It is important to note that the terms “norm-referenced” and “standards-referenced” are characteristics of reports, not tests. However, the type of report a test is intended to produce influences how it is designed. Tests designed to produce comparative scores generally omit items that nearly all students can answer or those that nearly all students cannot answer, since these items do not yield comparisons. Yet such items may be necessary for a standards-referenced report, if they measure student performance against standards.
Some of the ways test results are reported confound the distinction between norm-referenced and standards-referenced reporting. For example, many newspaper accounts and members of the public refer to “grade-level” or “grade-equivalent” scores as though these scores represent standards for students in a particular grade. That is, they refer to the scores as though they believe that, when 40 percent of students are reading “at grade-level,” two-fifths of students are able to read what students in their grade are expected to read, based on shared judgments about expectations for student performance. In fact, “grade level” is a statistical concept that is calculated by determining the mean performance of a norm group for a given grade. Half of the students in the norm group necessarily perform “below grade level,” if the test is properly normed.
Because of the interest among policy makers and the public for both types of information—information about comparative performance and performance against standards—several states combine standards-based reports with norm-referenced reports; similarly, states participate in the National Assessment of Educational Progress to provide comparative information as well.
By requiring states to “provide coherent information about student attainment of the state's content and student performance standards,” the Title I statute effectively mandates the use of standards-based reports. The law also requires states to set at least three levels of achievement: proficient, advanced, and partially proficient. However, the law leaves open the possibility that states can provide norm-referenced information as well.
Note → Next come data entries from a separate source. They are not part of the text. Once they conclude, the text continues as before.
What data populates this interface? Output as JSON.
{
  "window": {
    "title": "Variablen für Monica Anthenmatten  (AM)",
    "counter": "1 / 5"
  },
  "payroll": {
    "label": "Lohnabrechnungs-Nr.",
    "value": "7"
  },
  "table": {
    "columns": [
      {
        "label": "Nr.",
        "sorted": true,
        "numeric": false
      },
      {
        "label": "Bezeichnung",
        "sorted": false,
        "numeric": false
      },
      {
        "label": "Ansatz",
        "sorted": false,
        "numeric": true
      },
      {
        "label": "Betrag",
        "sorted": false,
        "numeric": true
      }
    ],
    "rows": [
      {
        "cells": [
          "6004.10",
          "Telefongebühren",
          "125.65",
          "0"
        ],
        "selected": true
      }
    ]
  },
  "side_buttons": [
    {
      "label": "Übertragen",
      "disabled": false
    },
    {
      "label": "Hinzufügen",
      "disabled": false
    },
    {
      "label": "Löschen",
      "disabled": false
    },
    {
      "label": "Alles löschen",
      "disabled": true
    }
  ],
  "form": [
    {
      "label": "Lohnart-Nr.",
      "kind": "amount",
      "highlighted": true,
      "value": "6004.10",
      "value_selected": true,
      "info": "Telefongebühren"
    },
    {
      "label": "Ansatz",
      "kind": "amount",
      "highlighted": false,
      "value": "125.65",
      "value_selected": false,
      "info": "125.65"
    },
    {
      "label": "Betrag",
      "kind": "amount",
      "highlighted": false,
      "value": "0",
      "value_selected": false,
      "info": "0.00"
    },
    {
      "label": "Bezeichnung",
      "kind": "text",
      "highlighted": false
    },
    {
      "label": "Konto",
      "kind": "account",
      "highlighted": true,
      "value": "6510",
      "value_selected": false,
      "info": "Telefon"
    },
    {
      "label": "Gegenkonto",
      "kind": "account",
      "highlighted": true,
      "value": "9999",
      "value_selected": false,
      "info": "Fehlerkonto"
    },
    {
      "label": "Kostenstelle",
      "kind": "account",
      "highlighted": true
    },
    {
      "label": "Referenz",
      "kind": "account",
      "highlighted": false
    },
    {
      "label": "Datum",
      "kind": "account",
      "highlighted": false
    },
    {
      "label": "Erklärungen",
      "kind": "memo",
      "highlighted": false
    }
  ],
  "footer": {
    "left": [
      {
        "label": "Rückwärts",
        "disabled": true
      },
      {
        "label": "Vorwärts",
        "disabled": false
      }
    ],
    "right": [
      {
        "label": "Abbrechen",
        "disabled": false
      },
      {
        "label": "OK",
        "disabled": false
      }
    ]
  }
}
Reporting results from tests according to standards depends first on decision rules about classifying students and schools. Creating those decision rules is a judgmental process, in which experts and lay people make decisions about what students at various levels of achievement ought to know and be able to do (Hambleton, 1998). One group's judgments may differ from another's. As a result, reports that indicate that a proportion of students are below the proficient level—not meeting standards—may not reflect the true state of student achievement. Another process may suggest that more students have in fact met standards (Mills and Jaeger, 1998).